Insurance company drops customer saying a ‘drone’ took photos of clutter in yard

ABC 7 News

Just as wildfire season gets underway, homeowners insurance is becoming more and more scarce. Some companies aren’t writing any new policies, while others are dropping longtime customers. Among them is an East Bay man who was told he lost his insurance — based on photos taken by a drone over his property.

It came as a shock. At first, he was told he’d lost his insurance because “drone photos” taken over his property showed hazards in his yard. But the company would not show him the pictures. Later he was told there was no drone, just aerial photos. He felt it intruded on his privacy, with no way to reinstate his policy.

Drones sometimes fly over CJ Sveen’s Oakley house. He never thought much of it — until now.

“Apparently they have some pictures, and they noticed clutter,” Sveen said.

Sveen was shocked when he got this notice from his longtime home insurance carrier, California State Automobile Association (CSAA) Insurance Group, a AAA insurer.

“They’re going to be terminating our homeowner’s insurance policy,” Sveen said.

His house isn’t in a fire zone, and he’s never filed a single claim in 15 years. Instead, the notice said CSAA found “debris, hazardous conditions, tires or a dilapidated car” in his yard.

But how would they know that? No one ever came to inspect. So, Sveen called the company.

“And they said, ‘Oh, we sent over a drone.’ And like, they have a drone that they sent over my property. Just flew into my yard. So, very shocked, yeah,” Sveen said.

He says CSAA would not let him see the drone photos nor give him a chance to clear his yard.

“I guess the old-school way would be to knock on your door. I guess they don’t do that anymore, they send a drone,” Sveen said.

MICHAEL FINNEY: “They said, ‘We had a drone, we’ve seen your house, your property, that’s why we’re denying you.’”

CJ SVEEN: “That’s correct.”

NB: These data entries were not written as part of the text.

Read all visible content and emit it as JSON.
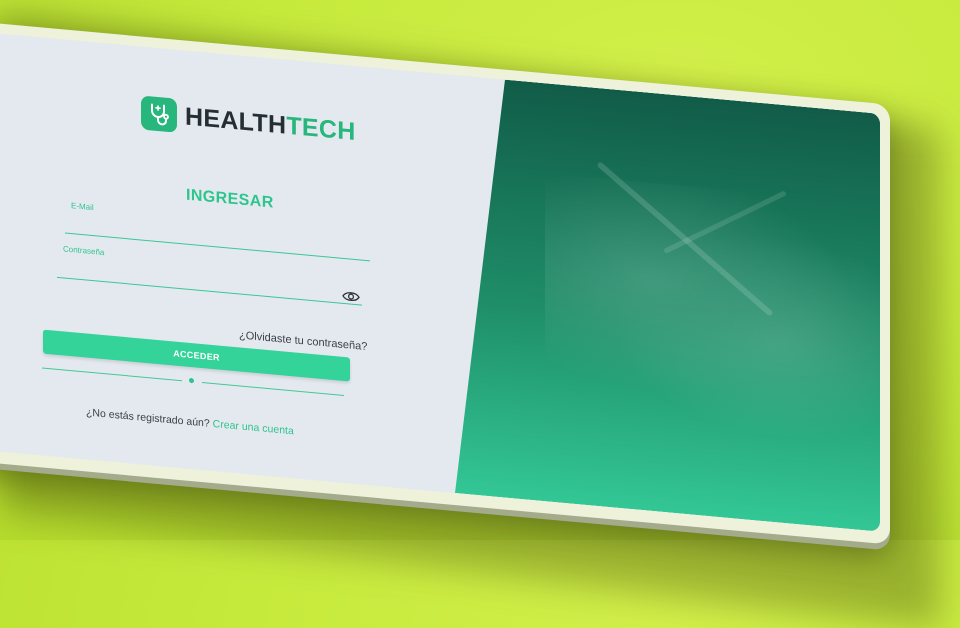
{
  "brand": {
    "name_part1": "HEALTH",
    "name_part2": "TECH",
    "accent": "#2ec58d"
  },
  "login": {
    "title": "INGRESAR",
    "email": {
      "label": "E-Mail",
      "value": "",
      "placeholder": ""
    },
    "password": {
      "label": "Contraseña",
      "value": "",
      "placeholder": "",
      "toggle_icon": "eye-icon"
    },
    "forgot_link": "¿Olvidaste tu contraseña?",
    "submit_label": "ACCEDER",
    "signup_prompt": "¿No estás registrado aún?",
    "signup_link": "Crear una cuenta"
  },
  "colors": {
    "background": "#c6ea3c",
    "form_panel": "#e4e9ef",
    "panel_gradient_top": "#115c48",
    "panel_gradient_bottom": "#33c795",
    "button": "#33d39a"
  }
}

But CSAA later told Sveen it did not use a drone, and “the company does not perform surveillance on insured properties using drones.” In a letter, it said it may review “proprietary aerial imagery” to assess risk. The company told 7 On Your Side the images may be captured by “fixed-wing airplane or satellite.”

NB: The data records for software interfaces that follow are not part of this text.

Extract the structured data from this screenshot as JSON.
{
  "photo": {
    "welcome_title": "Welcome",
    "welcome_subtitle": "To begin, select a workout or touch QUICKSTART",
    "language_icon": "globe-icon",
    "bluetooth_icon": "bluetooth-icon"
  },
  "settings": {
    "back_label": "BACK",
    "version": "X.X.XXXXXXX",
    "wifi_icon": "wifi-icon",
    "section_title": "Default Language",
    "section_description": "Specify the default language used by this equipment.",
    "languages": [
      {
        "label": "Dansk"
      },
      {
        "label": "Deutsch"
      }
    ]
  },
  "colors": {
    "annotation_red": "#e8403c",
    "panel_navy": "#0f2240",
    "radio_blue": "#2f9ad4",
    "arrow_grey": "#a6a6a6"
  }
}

Still, the company would not show those images to Sveen or to 7 On Your Side.

We flew our own drone to see for ourselves how it looks from up there.

Sveen also took 7 On Your Side on a ground-level tour and admits the yard is cluttered. But he’s a do-it-yourself “tinkerer.” He’s restoring a 1966 Chevy, his first car, and he changes his own tires each season. He installed the solar panels on his roof.

“It’s not dangerous, it’s not neglected, we are back here, we are using these things,” Sveen said. He says it’s a lifestyle, not a hazard.

Sveen complained to the State Department of Insurance.

“We were found guilty and punished, no opportunity to mitigate,” Sveen said.

In a reply, the insurance company said images showed, “debris that resembles wood and cardboard, a grey truck with debris in the bed, a tan vehicle with debris on top” — and that dilapidated car, likely the ’66 Chevy he hopes to restore.

“I kind of was offended. You know, how dare you judge me for my stuff,” Sveen said.

The company also said in its reply: “While you may have had your insurance with the company for many years, paid your premiums and not filed claims, those factors are not considerations when evaluating property risk.”

“They just said, ‘Sorry.’ You know, ‘We’re done, have a nice day,’” Sveen said. “I’m like, what do I do? I don’t understand.”

Insurance companies are increasingly using tools like aerial photography to assess the risk on your house.

CSAA told us that anyone can go online to services like Google Earth 3-D to get a good idea of what companies may be looking at when they assess the risk of insuring your home.

As for legality of taking drone pictures over a house? State law only forbids that if you’re specifically doing so as a sort of peeping tom.

The information presented in this publication is for general informational purposes and is not a substitute for legal advice. If you have a specific legal issue or problem, United Policyholders recommends that you consult with an attorney. Guidance on hiring professional help can be found in the “Find Help” section of United Policyholders does not sell insurance or certify, endorse or warrant any of the insurance products, vendors, or professionals identified on our website.

Date: June 21, 2024